━━ SUPPLIED DATA ━━

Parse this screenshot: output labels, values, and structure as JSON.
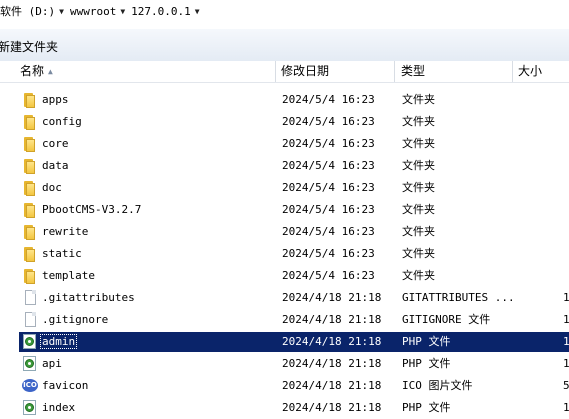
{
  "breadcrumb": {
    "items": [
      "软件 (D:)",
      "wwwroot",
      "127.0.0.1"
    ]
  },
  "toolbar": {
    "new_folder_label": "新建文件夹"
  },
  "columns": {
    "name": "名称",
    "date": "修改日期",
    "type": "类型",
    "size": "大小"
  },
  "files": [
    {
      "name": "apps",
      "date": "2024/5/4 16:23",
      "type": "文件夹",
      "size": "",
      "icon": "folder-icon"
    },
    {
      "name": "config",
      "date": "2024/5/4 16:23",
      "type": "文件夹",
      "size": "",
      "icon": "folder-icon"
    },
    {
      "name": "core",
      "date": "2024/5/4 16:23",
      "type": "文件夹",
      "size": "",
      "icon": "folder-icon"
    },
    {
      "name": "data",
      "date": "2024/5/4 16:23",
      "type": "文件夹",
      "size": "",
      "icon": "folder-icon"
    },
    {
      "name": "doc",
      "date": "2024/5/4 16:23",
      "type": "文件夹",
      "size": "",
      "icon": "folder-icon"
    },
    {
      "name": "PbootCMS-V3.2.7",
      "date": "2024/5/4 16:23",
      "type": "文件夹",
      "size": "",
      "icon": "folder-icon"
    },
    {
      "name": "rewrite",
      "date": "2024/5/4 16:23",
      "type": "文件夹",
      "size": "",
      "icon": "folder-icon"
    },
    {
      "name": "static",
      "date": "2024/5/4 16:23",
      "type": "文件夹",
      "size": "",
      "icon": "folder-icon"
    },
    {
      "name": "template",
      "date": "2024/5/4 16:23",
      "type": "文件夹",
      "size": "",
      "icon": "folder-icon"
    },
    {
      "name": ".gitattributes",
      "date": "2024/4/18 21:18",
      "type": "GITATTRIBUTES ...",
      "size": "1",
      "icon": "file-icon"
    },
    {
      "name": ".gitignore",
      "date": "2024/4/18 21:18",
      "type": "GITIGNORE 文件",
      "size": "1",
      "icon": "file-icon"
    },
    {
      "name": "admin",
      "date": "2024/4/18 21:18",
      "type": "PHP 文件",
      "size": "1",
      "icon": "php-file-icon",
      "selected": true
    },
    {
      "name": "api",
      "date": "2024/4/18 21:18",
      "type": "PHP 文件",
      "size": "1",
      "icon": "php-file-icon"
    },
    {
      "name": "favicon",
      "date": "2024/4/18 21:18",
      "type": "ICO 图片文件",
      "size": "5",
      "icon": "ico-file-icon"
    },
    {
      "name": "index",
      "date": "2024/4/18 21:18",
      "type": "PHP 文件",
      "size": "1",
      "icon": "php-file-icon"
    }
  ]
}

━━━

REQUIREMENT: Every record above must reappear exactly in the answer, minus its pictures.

EXERCISE RESULT:
Parse this screenshot: output labels, values, and structure as JSON.
{
  "breadcrumb": {
    "items": [
      "软件 (D:)",
      "wwwroot",
      "127.0.0.1"
    ]
  },
  "toolbar": {
    "new_folder_label": "新建文件夹"
  },
  "columns": {
    "name": "名称",
    "date": "修改日期",
    "type": "类型",
    "size": "大小"
  },
  "files": [
    {
      "name": "apps",
      "date": "2024/5/4 16:23",
      "type": "文件夹",
      "size": "",
      "icon": "folder-icon"
    },
    {
      "name": "config",
      "date": "2024/5/4 16:23",
      "type": "文件夹",
      "size": "",
      "icon": "folder-icon"
    },
    {
      "name": "core",
      "date": "2024/5/4 16:23",
      "type": "文件夹",
      "size": "",
      "icon": "folder-icon"
    },
    {
      "name": "data",
      "date": "2024/5/4 16:23",
      "type": "文件夹",
      "size": "",
      "icon": "folder-icon"
    },
    {
      "name": "doc",
      "date": "2024/5/4 16:23",
      "type": "文件夹",
      "size": "",
      "icon": "folder-icon"
    },
    {
      "name": "PbootCMS-V3.2.7",
      "date": "2024/5/4 16:23",
      "type": "文件夹",
      "size": "",
      "icon": "folder-icon"
    },
    {
      "name": "rewrite",
      "date": "2024/5/4 16:23",
      "type": "文件夹",
      "size": "",
      "icon": "folder-icon"
    },
    {
      "name": "static",
      "date": "2024/5/4 16:23",
      "type": "文件夹",
      "size": "",
      "icon": "folder-icon"
    },
    {
      "name": "template",
      "date": "2024/5/4 16:23",
      "type": "文件夹",
      "size": "",
      "icon": "folder-icon"
    },
    {
      "name": ".gitattributes",
      "date": "2024/4/18 21:18",
      "type": "GITATTRIBUTES ...",
      "size": "1",
      "icon": "file-icon"
    },
    {
      "name": ".gitignore",
      "date": "2024/4/18 21:18",
      "type": "GITIGNORE 文件",
      "size": "1",
      "icon": "file-icon"
    },
    {
      "name": "admin",
      "date": "2024/4/18 21:18",
      "type": "PHP 文件",
      "size": "1",
      "icon": "php-file-icon",
      "selected": true
    },
    {
      "name": "api",
      "date": "2024/4/18 21:18",
      "type": "PHP 文件",
      "size": "1",
      "icon": "php-file-icon"
    },
    {
      "name": "favicon",
      "date": "2024/4/18 21:18",
      "type": "ICO 图片文件",
      "size": "5",
      "icon": "ico-file-icon"
    },
    {
      "name": "index",
      "date": "2024/4/18 21:18",
      "type": "PHP 文件",
      "size": "1",
      "icon": "php-file-icon"
    }
  ]
}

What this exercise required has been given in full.